Big banks are good for society, says George Osborne

The Chancellor warned that “aggressively” breaking up banks would do little to benefit the UK and insisted the Government’s plans to put in place a so-called “ring fence” to force banks to isolate their riskier, investment banking businesses from their retail arm was the right way to make the financial system safer.

“If we aggressively broke up all of our big banks, I am not sure that, as a society, we would benefit from it,” he said. “We don’t have a huge number of banks, sadly, large banks. I would like to see more.”

His comments came as he gave evidence to the parliamentary commission on banking standards where he was accused of attempting to pressure members into supporting his ring-fencing reforms, reports The Telegraph.

“That work has been accepted, as far as I’m aware, by all the major political parties. We are now on the verge of getting on with it,” he said.

Several members of the Commission have argued in favour of breaking up large banks, including former Chancellor, Lord Lawson.

Ring-fencing will not require banks to formally split themselves up and instead will see them place a firewall between their retail and investment banking arms that would isolate riskier activities from customer deposits.

But Pat McFadden, a Labour MP and member of the Commission, hit back at Mr Osborne, accusing him of “bullying” over his attempts to push through the ring-fence approach. “I don’t think that the Chancellor’s attempt to bully the Commission, which he himself set up, will work,” said Mr McFadden.

Justin Welby, the incoming Archbishop of Canterbury, attacked Mr Osborne, saying the Chancellor’s arguments against a more radical shake-up were “an army of strawmen”.

The Commission has less than a month before it is expected to publish its report on banking reform, which will include its recommendations on the upcoming bank reform bill.

However, Andrew Tyrie MP, the chairman of the Commission, said the group had still not been given enough information to properly scrutinise the legislation.

“If we are to do our job properly, we must have the necessary detail. Much of this morning [yesterday’s hearing] has been spent attempting to elicit it,” he said.

In particular, the Commission is concerned that the Treasury has not given a sufficient explanation of exactly what products banks will be allowed to sell from the parts of their business that will be housed in their new “ring-fenced” units.

Current expectations are that lenders will be allowed to sell a limited selection of derivatives from inside the ring-fence, the part of their business that will contain their less risky deposit-taking, high street operations.

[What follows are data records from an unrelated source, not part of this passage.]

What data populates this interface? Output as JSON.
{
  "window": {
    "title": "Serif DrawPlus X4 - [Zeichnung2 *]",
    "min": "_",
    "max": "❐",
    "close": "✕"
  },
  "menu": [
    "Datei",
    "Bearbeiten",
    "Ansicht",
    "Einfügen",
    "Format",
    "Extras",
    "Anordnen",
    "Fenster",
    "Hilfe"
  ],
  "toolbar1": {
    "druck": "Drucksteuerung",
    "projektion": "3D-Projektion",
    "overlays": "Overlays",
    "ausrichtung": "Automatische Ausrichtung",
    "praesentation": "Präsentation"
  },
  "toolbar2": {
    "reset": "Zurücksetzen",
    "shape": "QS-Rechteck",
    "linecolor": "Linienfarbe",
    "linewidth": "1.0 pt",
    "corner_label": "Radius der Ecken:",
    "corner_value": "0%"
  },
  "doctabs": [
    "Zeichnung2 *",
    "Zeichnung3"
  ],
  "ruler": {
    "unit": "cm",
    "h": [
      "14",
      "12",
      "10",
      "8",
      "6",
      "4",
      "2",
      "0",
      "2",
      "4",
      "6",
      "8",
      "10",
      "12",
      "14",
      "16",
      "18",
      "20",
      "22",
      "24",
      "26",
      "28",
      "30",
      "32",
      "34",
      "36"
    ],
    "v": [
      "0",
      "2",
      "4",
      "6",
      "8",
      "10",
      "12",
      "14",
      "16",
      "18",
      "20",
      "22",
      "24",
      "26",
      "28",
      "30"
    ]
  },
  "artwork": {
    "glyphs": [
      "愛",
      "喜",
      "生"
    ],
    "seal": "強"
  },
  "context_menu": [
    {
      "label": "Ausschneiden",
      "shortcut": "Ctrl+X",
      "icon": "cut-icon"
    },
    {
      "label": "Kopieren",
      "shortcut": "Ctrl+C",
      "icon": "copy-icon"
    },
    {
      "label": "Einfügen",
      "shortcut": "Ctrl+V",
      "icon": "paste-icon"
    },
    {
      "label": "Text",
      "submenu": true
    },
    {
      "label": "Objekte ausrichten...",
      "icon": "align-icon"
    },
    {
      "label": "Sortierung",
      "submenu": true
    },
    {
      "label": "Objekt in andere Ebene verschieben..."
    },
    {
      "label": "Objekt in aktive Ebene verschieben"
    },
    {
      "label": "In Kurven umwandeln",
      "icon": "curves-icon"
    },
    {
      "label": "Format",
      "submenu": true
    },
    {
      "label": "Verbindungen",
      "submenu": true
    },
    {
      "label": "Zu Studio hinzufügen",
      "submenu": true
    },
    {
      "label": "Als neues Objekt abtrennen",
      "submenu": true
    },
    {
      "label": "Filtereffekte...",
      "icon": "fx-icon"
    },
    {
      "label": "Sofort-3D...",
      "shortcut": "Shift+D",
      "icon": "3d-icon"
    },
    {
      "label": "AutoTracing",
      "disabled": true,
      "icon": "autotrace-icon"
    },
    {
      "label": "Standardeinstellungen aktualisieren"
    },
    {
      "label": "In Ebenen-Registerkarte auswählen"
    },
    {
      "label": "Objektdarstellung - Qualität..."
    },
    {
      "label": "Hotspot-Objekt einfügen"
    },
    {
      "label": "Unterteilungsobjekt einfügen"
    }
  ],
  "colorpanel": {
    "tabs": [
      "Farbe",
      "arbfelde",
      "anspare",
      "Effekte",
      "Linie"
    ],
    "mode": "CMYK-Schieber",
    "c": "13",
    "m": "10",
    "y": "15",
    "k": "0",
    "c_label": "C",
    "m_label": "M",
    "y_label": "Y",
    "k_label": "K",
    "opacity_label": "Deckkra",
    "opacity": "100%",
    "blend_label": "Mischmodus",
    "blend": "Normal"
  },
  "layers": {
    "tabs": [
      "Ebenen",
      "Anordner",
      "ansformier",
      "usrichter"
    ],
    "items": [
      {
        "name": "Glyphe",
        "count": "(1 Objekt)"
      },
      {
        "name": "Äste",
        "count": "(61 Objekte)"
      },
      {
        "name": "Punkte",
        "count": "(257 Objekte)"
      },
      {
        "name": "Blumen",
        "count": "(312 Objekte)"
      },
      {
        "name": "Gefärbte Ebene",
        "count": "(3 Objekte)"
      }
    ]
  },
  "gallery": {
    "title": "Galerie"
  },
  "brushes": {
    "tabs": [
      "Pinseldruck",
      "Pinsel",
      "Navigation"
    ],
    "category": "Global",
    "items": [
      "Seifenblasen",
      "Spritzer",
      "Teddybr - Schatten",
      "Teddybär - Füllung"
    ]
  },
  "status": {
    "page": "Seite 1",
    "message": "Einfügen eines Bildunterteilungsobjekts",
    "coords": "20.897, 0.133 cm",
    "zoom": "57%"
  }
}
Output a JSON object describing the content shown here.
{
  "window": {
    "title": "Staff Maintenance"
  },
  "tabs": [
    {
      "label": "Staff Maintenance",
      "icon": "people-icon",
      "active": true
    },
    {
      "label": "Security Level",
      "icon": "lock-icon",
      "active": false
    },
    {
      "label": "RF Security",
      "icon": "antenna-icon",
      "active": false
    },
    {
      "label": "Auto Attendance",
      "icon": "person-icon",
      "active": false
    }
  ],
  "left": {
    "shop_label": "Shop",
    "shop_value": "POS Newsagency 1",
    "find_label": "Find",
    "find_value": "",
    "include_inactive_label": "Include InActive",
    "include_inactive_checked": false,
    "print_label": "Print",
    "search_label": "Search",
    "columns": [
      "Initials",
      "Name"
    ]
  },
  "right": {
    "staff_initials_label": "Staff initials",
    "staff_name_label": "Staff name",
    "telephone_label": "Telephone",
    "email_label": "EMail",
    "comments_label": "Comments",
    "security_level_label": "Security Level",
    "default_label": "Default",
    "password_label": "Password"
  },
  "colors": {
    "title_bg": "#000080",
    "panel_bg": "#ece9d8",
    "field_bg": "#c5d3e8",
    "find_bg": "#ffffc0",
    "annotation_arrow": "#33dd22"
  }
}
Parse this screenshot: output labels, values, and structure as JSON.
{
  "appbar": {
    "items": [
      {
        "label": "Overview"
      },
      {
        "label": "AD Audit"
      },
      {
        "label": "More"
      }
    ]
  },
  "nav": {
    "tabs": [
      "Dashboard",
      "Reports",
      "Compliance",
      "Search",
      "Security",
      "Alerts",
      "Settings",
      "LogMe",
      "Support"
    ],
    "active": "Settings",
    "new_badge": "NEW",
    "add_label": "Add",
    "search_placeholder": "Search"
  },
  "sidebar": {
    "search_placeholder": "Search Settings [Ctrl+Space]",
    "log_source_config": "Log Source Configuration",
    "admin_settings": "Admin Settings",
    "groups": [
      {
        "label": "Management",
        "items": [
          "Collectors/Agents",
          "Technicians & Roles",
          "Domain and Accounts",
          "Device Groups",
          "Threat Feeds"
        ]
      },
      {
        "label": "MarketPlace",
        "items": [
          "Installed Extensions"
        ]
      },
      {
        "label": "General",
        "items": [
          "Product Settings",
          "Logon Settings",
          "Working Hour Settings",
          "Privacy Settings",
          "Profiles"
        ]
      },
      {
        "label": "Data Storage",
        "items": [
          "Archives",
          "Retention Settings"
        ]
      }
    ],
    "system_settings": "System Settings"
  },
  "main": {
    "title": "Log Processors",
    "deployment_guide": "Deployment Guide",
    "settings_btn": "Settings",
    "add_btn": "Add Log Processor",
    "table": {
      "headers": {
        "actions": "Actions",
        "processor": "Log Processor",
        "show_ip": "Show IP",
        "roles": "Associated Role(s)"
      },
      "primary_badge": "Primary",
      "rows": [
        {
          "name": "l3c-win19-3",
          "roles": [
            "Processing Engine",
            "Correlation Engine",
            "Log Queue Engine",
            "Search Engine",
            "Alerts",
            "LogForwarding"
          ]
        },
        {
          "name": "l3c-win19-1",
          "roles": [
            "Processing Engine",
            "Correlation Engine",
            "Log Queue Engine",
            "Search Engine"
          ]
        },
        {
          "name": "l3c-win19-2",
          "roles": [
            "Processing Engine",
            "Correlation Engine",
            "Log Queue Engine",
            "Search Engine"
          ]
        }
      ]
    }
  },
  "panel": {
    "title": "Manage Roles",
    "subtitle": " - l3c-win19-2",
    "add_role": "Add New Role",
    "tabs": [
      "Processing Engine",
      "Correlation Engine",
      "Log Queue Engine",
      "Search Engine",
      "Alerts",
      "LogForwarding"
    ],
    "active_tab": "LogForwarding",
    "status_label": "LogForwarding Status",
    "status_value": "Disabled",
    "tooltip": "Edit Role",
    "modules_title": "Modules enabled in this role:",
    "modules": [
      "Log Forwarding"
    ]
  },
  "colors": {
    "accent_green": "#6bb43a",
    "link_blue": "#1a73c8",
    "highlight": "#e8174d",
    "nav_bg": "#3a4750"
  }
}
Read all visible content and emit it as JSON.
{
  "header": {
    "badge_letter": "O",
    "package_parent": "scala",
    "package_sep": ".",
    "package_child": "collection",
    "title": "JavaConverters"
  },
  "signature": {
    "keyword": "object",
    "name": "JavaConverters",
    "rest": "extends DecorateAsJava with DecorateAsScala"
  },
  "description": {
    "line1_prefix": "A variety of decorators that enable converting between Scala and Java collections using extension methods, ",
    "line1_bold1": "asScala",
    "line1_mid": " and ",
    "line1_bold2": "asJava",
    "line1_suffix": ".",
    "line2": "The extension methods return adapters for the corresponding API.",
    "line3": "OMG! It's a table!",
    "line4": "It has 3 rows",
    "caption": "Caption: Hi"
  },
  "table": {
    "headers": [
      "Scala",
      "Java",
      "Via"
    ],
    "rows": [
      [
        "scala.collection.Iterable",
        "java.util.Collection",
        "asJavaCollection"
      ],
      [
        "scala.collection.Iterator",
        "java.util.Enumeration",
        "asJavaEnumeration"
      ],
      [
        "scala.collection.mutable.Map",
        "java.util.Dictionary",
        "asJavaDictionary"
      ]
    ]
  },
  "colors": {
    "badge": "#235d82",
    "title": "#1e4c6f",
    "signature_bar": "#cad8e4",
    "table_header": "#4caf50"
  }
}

“I think we need a lot more detail if we are to be able to make a proper judgment on the Government’s legislation,” said Mr McFadden.